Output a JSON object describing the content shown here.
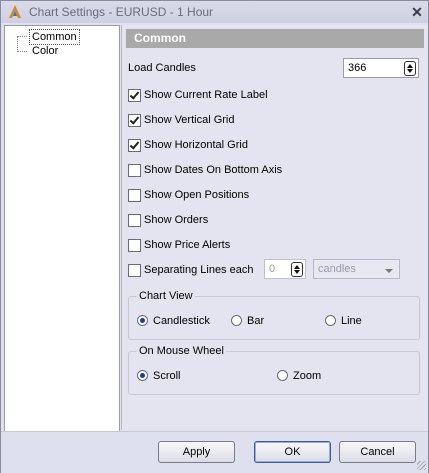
{
  "window": {
    "title": "Chart Settings - EURUSD - 1 Hour",
    "close_glyph": "✕"
  },
  "tree": {
    "items": [
      {
        "label": "Common",
        "selected": true
      },
      {
        "label": "Color",
        "selected": false
      }
    ]
  },
  "section": {
    "title": "Common"
  },
  "load_candles": {
    "label": "Load Candles",
    "value": "366"
  },
  "checkboxes": [
    {
      "label": "Show Current Rate Label",
      "checked": true
    },
    {
      "label": "Show Vertical Grid",
      "checked": true
    },
    {
      "label": "Show Horizontal Grid",
      "checked": true
    },
    {
      "label": "Show Dates On Bottom Axis",
      "checked": false
    },
    {
      "label": "Show Open Positions",
      "checked": false
    },
    {
      "label": "Show Orders",
      "checked": false
    },
    {
      "label": "Show Price Alerts",
      "checked": false
    }
  ],
  "separating_lines": {
    "label": "Separating Lines each",
    "checked": false,
    "value": "0",
    "unit": "candles"
  },
  "chart_view": {
    "title": "Chart View",
    "options": [
      {
        "label": "Candlestick",
        "selected": true
      },
      {
        "label": "Bar",
        "selected": false
      },
      {
        "label": "Line",
        "selected": false
      }
    ]
  },
  "mouse_wheel": {
    "title": "On Mouse Wheel",
    "options": [
      {
        "label": "Scroll",
        "selected": true
      },
      {
        "label": "Zoom",
        "selected": false
      }
    ]
  },
  "buttons": {
    "apply": "Apply",
    "ok": "OK",
    "cancel": "Cancel"
  },
  "icons": {
    "app": "app-logo-icon",
    "close": "close-icon"
  },
  "colors": {
    "header_bg": "#a9a9a9",
    "panel_bg": "#e4e4f0",
    "radio_dot": "#1b3e8a"
  }
}
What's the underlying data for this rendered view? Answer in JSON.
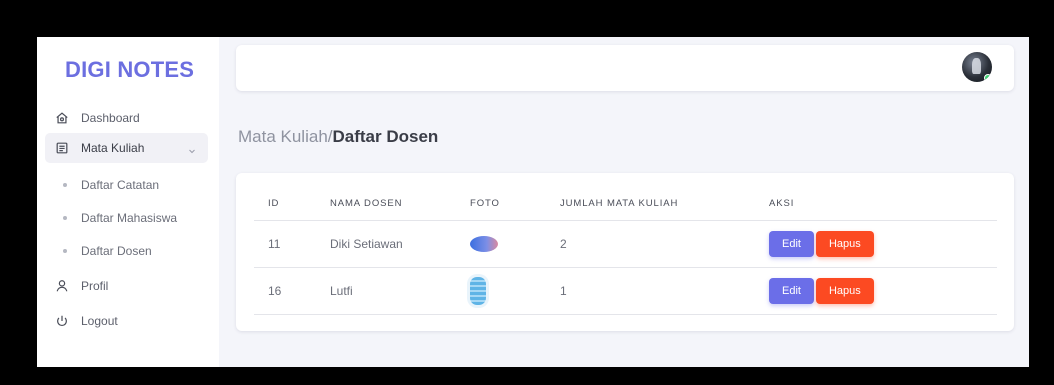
{
  "brand": "DIGI NOTES",
  "sidebar": {
    "items": [
      {
        "label": "Dashboard",
        "icon": "home-icon"
      },
      {
        "label": "Mata Kuliah",
        "icon": "list-icon"
      },
      {
        "label": "Profil",
        "icon": "user-icon"
      },
      {
        "label": "Logout",
        "icon": "power-icon"
      }
    ],
    "sub_items": [
      {
        "label": "Daftar Catatan"
      },
      {
        "label": "Daftar Mahasiswa"
      },
      {
        "label": "Daftar Dosen"
      }
    ]
  },
  "breadcrumb": {
    "parent": "Mata Kuliah/",
    "current": "Daftar Dosen"
  },
  "table": {
    "headers": [
      "ID",
      "NAMA DOSEN",
      "FOTO",
      "JUMLAH MATA KULIAH",
      "AKSI"
    ],
    "rows": [
      {
        "id": "11",
        "nama": "Diki Setiawan",
        "jumlah": "2"
      },
      {
        "id": "16",
        "nama": "Lutfi",
        "jumlah": "1"
      }
    ],
    "edit_label": "Edit",
    "hapus_label": "Hapus"
  },
  "colors": {
    "brand": "#6c6fe0",
    "edit_button": "#6b6ee8",
    "delete_button": "#fc4a22",
    "background": "#f4f5fa"
  }
}
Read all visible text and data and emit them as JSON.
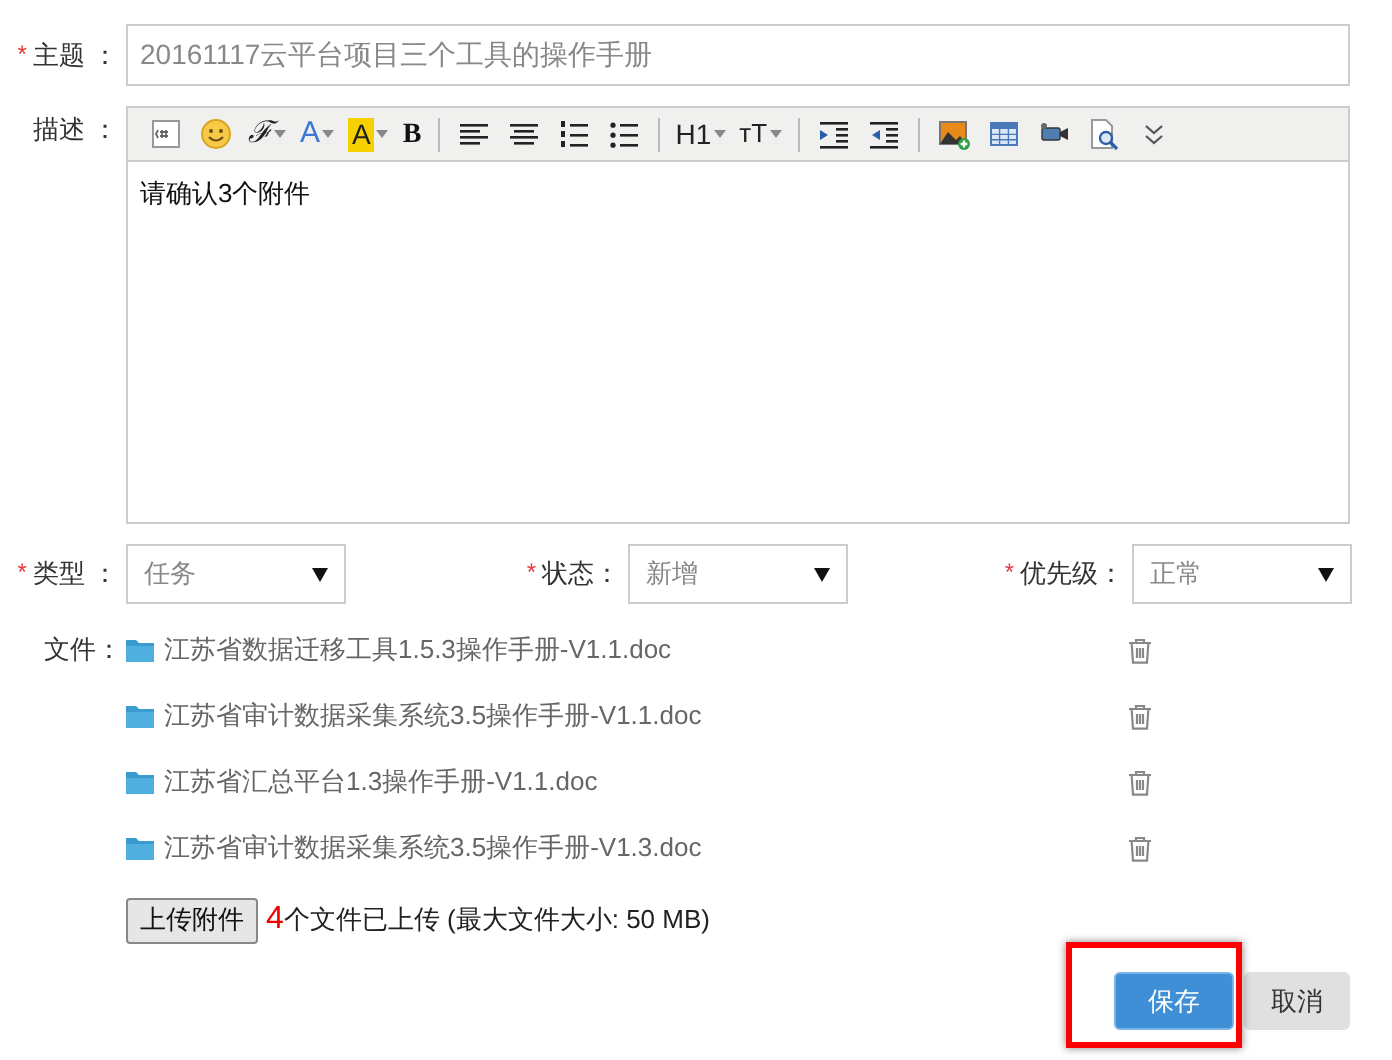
{
  "subject": {
    "label": "主题 ：",
    "mark": "*",
    "value": "20161117云平台项目三个工具的操作手册"
  },
  "description": {
    "label": "描述 ：",
    "toolbar": [
      {
        "kind": "code"
      },
      {
        "kind": "emoji"
      },
      {
        "kind": "font",
        "label": "ℱ",
        "dropdown": true
      },
      {
        "kind": "color",
        "label": "A",
        "dropdown": true
      },
      {
        "kind": "highlight",
        "label": "A",
        "dropdown": true
      },
      {
        "kind": "bold",
        "label": "B",
        "dropdown": false
      },
      {
        "kind": "separator"
      },
      {
        "kind": "align-left"
      },
      {
        "kind": "align-center"
      },
      {
        "kind": "ordered-list"
      },
      {
        "kind": "bullet-list"
      },
      {
        "kind": "separator"
      },
      {
        "kind": "heading",
        "label": "H1",
        "dropdown": true
      },
      {
        "kind": "size",
        "label": "ᴛT",
        "dropdown": true
      },
      {
        "kind": "separator"
      },
      {
        "kind": "indent"
      },
      {
        "kind": "outdent"
      },
      {
        "kind": "separator"
      },
      {
        "kind": "image"
      },
      {
        "kind": "table"
      },
      {
        "kind": "video"
      },
      {
        "kind": "preview"
      },
      {
        "kind": "more"
      }
    ],
    "content": "请确认3个附件"
  },
  "selects": [
    {
      "label": "类型 ：",
      "mark": "*",
      "value": "任务"
    },
    {
      "label": "状态：",
      "mark": "*",
      "value": "新增"
    },
    {
      "label": "优先级：",
      "mark": "*",
      "value": "正常"
    }
  ],
  "files": {
    "label": "文件：",
    "items": [
      {
        "name": "江苏省数据迁移工具1.5.3操作手册-V1.1.doc"
      },
      {
        "name": "江苏省审计数据采集系统3.5操作手册-V1.1.doc"
      },
      {
        "name": "江苏省汇总平台1.3操作手册-V1.1.doc"
      },
      {
        "name": "江苏省审计数据采集系统3.5操作手册-V1.3.doc"
      }
    ]
  },
  "upload": {
    "button": "上传附件",
    "count": "4",
    "status": "个文件已上传 (最大文件大小: 50 MB)"
  },
  "buttons": [
    {
      "label": "保存",
      "kind": "primary",
      "highlighted": true
    },
    {
      "label": "取消",
      "kind": "secondary",
      "highlighted": false
    }
  ]
}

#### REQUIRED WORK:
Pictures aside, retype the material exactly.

#### RESULT FOR THIS EXERCISE:
Output a JSON object describing the content shown here.
{
  "window": {
    "title": "Chart Settings - EURUSD - 1 Hour",
    "close_glyph": "✕"
  },
  "tree": {
    "items": [
      {
        "label": "Common",
        "selected": true
      },
      {
        "label": "Color",
        "selected": false
      }
    ]
  },
  "section": {
    "title": "Common"
  },
  "load_candles": {
    "label": "Load Candles",
    "value": "366"
  },
  "checkboxes": [
    {
      "label": "Show Current Rate Label",
      "checked": true
    },
    {
      "label": "Show Vertical Grid",
      "checked": true
    },
    {
      "label": "Show Horizontal Grid",
      "checked": true
    },
    {
      "label": "Show Dates On Bottom Axis",
      "checked": false
    },
    {
      "label": "Show Open Positions",
      "checked": false
    },
    {
      "label": "Show Orders",
      "checked": false
    },
    {
      "label": "Show Price Alerts",
      "checked": false
    }
  ],
  "separating_lines": {
    "label": "Separating Lines each",
    "checked": false,
    "value": "0",
    "unit": "candles"
  },
  "chart_view": {
    "title": "Chart View",
    "options": [
      {
        "label": "Candlestick",
        "selected": true
      },
      {
        "label": "Bar",
        "selected": false
      },
      {
        "label": "Line",
        "selected": false
      }
    ]
  },
  "mouse_wheel": {
    "title": "On Mouse Wheel",
    "options": [
      {
        "label": "Scroll",
        "selected": true
      },
      {
        "label": "Zoom",
        "selected": false
      }
    ]
  },
  "buttons": {
    "apply": "Apply",
    "ok": "OK",
    "cancel": "Cancel"
  },
  "icons": {
    "app": "app-logo-icon",
    "close": "close-icon"
  },
  "colors": {
    "header_bg": "#a9a9a9",
    "panel_bg": "#e4e4f0",
    "radio_dot": "#1b3e8a"
  }
}
What's the underlying data for this rendered view? Answer in JSON.
{
  "brand": "DIGI NOTES",
  "sidebar": {
    "items": [
      {
        "label": "Dashboard",
        "icon": "home-icon"
      },
      {
        "label": "Mata Kuliah",
        "icon": "list-icon"
      },
      {
        "label": "Profil",
        "icon": "user-icon"
      },
      {
        "label": "Logout",
        "icon": "power-icon"
      }
    ],
    "sub_items": [
      {
        "label": "Daftar Catatan"
      },
      {
        "label": "Daftar Mahasiswa"
      },
      {
        "label": "Daftar Dosen"
      }
    ]
  },
  "breadcrumb": {
    "parent": "Mata Kuliah/",
    "current": "Daftar Dosen"
  },
  "table": {
    "headers": [
      "ID",
      "NAMA DOSEN",
      "FOTO",
      "JUMLAH MATA KULIAH",
      "AKSI"
    ],
    "rows": [
      {
        "id": "11",
        "nama": "Diki Setiawan",
        "jumlah": "2"
      },
      {
        "id": "16",
        "nama": "Lutfi",
        "jumlah": "1"
      }
    ],
    "edit_label": "Edit",
    "hapus_label": "Hapus"
  },
  "colors": {
    "brand": "#6c6fe0",
    "edit_button": "#6b6ee8",
    "delete_button": "#fc4a22",
    "background": "#f4f5fa"
  }
}
Read all visible text and data and emit them as JSON.
{
  "subject": {
    "label": "主题 ：",
    "mark": "*",
    "value": "20161117云平台项目三个工具的操作手册"
  },
  "description": {
    "label": "描述 ：",
    "toolbar": [
      {
        "kind": "code"
      },
      {
        "kind": "emoji"
      },
      {
        "kind": "font",
        "label": "ℱ",
        "dropdown": true
      },
      {
        "kind": "color",
        "label": "A",
        "dropdown": true
      },
      {
        "kind": "highlight",
        "label": "A",
        "dropdown": true
      },
      {
        "kind": "bold",
        "label": "B",
        "dropdown": false
      },
      {
        "kind": "separator"
      },
      {
        "kind": "align-left"
      },
      {
        "kind": "align-center"
      },
      {
        "kind": "ordered-list"
      },
      {
        "kind": "bullet-list"
      },
      {
        "kind": "separator"
      },
      {
        "kind": "heading",
        "label": "H1",
        "dropdown": true
      },
      {
        "kind": "size",
        "label": "ᴛT",
        "dropdown": true
      },
      {
        "kind": "separator"
      },
      {
        "kind": "indent"
      },
      {
        "kind": "outdent"
      },
      {
        "kind": "separator"
      },
      {
        "kind": "image"
      },
      {
        "kind": "table"
      },
      {
        "kind": "video"
      },
      {
        "kind": "preview"
      },
      {
        "kind": "more"
      }
    ],
    "content": "请确认3个附件"
  },
  "selects": [
    {
      "label": "类型 ：",
      "mark": "*",
      "value": "任务"
    },
    {
      "label": "状态：",
      "mark": "*",
      "value": "新增"
    },
    {
      "label": "优先级：",
      "mark": "*",
      "value": "正常"
    }
  ],
  "files": {
    "label": "文件：",
    "items": [
      {
        "name": "江苏省数据迁移工具1.5.3操作手册-V1.1.doc"
      },
      {
        "name": "江苏省审计数据采集系统3.5操作手册-V1.1.doc"
      },
      {
        "name": "江苏省汇总平台1.3操作手册-V1.1.doc"
      },
      {
        "name": "江苏省审计数据采集系统3.5操作手册-V1.3.doc"
      }
    ]
  },
  "upload": {
    "button": "上传附件",
    "count": "4",
    "status": "个文件已上传 (最大文件大小: 50 MB)"
  },
  "buttons": [
    {
      "label": "保存",
      "kind": "primary",
      "highlighted": true
    },
    {
      "label": "取消",
      "kind": "secondary",
      "highlighted": false
    }
  ]
}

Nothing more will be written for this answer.